Later in life, people realized (not sure how) how much he contributed to printing and he was recognized. He received a title (Hofmann, which is German for courtier) and a stipend that allowed him to live out his last days in peace. He is another one of those chaps who apparently never got married (a broken marriage proposal is recorded, no marriage).

The Gutenberg Bible is mentioned starting in 1455, which is about when it must have been printed. It was an enormous success, selling out almost immediately. It was fantastically expensive, and yet gone in no time. Ironically, movable type made a second print run impossible: the effort in making a repeat possible would be almost the same as in the first place, since there were no plates stored to replicate the effort.

Movable type then spread like a crazy wildfire. In the first five years since 1455, only Gutenberg knew the tricks of the trade, and printing in movable type was done only in his home towns of Mainz, Eltville, and Strasbourg. But in the next decade, movable type spread to Paris, Cologne, Bamberg, Nurenberg, Augsburg, Basel, Venice, Bologna, Rome, and Naples. From there on, it exploded everywhere.

Frankly, I find this explosion a little suspicious. Technology innovation didn’t really travel that fast back in the day, and setting up a printing shop required capital, another commodity that doesn’t travel well (from investor to investment, that is). That movable type would reach Naples within ten years is strange: it would have required someone with the skills (and there were just a handful of people) to set up shop in town.
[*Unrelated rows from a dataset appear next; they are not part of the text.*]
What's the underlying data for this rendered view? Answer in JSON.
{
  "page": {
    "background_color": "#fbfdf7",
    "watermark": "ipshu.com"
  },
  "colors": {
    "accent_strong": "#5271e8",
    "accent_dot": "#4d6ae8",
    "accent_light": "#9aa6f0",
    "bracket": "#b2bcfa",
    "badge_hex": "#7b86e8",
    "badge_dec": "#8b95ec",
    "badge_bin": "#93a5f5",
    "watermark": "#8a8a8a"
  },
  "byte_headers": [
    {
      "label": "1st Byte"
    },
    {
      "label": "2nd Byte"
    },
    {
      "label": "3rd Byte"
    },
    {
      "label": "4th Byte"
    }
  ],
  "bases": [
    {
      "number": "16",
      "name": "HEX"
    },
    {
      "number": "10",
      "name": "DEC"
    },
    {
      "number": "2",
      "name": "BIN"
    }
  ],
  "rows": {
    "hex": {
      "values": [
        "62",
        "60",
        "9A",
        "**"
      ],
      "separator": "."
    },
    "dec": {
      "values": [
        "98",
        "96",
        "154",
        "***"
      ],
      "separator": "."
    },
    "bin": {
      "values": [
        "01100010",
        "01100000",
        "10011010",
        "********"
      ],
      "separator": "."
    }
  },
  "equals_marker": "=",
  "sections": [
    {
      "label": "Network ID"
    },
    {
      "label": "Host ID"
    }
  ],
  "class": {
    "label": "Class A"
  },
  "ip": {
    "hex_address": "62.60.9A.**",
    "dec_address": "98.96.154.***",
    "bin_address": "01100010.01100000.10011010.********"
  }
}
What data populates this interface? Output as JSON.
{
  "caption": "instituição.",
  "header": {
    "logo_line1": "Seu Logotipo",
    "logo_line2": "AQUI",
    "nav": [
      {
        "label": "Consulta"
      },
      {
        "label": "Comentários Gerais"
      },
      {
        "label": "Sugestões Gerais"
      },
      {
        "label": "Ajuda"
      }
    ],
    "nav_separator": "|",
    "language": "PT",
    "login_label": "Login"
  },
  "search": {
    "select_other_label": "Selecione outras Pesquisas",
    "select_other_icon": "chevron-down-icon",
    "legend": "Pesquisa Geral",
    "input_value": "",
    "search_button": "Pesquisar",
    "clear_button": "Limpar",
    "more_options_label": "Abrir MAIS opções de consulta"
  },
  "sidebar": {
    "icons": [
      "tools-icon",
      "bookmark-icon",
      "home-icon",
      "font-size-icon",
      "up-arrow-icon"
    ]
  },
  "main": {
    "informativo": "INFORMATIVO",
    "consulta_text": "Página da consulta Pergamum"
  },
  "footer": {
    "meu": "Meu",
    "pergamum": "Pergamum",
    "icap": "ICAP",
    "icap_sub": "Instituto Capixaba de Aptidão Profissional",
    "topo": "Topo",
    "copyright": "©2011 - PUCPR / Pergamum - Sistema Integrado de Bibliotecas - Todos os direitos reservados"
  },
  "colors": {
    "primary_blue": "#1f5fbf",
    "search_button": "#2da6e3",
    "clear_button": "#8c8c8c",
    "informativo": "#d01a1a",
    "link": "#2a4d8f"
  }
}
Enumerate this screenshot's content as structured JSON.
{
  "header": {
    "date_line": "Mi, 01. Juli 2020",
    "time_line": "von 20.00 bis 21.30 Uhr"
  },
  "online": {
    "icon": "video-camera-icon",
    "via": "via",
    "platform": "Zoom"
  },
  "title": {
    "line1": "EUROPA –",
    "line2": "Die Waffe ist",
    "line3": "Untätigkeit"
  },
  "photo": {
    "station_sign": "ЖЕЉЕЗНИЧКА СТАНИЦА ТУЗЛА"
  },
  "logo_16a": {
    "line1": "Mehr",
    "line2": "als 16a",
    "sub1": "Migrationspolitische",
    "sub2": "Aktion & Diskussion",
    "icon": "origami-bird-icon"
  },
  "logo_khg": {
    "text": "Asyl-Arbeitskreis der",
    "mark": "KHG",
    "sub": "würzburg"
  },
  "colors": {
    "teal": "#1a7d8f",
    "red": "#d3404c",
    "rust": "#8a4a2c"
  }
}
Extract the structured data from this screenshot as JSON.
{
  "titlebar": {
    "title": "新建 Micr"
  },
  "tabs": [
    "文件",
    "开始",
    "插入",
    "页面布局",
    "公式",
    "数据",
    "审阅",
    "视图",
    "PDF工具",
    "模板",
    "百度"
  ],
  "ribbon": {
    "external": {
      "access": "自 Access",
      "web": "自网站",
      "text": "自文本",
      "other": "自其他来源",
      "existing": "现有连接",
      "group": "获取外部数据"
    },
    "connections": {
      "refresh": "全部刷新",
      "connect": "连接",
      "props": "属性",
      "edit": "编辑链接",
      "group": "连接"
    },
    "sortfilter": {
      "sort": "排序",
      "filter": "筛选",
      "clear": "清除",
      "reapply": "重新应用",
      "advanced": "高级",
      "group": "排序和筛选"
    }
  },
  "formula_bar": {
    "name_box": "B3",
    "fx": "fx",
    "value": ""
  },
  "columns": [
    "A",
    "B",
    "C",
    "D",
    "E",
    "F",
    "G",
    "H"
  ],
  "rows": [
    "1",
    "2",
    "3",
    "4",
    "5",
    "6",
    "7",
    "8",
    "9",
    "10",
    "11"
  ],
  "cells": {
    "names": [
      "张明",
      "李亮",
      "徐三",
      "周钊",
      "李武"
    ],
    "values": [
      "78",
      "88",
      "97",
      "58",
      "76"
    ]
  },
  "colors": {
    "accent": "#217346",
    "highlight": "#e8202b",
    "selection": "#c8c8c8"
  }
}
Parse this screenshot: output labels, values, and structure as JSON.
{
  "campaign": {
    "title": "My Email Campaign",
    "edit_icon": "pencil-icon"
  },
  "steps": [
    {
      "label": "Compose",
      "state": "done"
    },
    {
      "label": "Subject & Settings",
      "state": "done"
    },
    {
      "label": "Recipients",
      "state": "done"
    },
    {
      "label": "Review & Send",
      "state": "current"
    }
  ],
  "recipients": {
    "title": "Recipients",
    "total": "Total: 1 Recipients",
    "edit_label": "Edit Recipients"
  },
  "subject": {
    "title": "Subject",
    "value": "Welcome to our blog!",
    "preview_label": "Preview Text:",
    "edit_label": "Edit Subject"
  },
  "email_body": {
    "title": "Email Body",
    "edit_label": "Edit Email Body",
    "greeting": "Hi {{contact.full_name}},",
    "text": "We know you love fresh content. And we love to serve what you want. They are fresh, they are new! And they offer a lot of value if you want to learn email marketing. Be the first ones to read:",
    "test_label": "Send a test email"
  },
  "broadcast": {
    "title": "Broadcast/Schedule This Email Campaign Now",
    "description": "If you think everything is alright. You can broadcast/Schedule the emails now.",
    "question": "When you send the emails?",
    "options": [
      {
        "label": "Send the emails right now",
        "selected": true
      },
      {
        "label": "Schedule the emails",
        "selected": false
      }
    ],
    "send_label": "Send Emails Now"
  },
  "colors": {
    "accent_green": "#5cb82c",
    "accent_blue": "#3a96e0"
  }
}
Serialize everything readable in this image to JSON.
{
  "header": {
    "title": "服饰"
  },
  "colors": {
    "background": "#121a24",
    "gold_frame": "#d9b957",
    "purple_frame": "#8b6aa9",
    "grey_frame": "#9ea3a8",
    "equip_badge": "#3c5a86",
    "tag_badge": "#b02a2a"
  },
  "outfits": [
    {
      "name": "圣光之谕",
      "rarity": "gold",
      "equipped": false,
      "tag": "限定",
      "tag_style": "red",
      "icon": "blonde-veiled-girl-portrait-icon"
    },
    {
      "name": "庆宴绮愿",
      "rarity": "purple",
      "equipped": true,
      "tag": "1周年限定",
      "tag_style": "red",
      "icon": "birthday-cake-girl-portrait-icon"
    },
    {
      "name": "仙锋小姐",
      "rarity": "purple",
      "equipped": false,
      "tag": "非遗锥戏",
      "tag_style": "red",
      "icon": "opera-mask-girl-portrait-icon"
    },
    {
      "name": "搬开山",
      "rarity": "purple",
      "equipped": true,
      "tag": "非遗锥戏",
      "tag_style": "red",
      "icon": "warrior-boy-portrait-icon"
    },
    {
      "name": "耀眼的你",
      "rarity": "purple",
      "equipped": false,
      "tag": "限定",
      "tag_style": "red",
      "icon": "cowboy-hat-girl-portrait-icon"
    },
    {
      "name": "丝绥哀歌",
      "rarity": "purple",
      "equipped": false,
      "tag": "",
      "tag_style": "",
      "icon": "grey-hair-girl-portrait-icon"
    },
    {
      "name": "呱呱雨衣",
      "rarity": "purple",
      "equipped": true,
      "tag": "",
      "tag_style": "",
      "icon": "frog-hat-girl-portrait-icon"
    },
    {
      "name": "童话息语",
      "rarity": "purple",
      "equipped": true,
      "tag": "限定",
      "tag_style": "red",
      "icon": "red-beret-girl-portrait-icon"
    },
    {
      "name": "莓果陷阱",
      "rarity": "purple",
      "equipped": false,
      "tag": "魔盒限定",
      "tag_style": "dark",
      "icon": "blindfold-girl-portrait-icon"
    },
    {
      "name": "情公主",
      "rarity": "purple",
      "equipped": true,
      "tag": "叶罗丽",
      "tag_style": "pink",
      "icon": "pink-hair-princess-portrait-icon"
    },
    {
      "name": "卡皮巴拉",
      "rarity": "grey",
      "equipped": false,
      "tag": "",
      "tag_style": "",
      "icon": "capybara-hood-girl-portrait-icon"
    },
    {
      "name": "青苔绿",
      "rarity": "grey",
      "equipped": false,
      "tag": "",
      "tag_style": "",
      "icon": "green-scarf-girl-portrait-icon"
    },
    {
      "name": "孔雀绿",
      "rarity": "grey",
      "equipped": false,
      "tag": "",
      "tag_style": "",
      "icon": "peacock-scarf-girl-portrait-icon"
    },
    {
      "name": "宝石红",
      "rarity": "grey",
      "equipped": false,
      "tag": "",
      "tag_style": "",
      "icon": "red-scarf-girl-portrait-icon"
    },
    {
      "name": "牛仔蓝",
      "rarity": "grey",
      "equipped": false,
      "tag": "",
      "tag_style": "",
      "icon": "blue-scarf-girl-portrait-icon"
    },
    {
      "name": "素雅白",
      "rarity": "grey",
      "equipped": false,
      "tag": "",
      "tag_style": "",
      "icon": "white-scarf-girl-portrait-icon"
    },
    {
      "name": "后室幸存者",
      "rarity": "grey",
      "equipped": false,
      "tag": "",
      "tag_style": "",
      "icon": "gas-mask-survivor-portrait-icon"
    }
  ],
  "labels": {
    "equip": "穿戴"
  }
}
Why would a German travel this far South?

Of course, the novel has a fancy explanation that makes sense in its context. But if you are wondering what’s so special about the towns listed above: they were giant universities. Those have always had an increased need to publish one-off documents: the doctoral theses and tractates.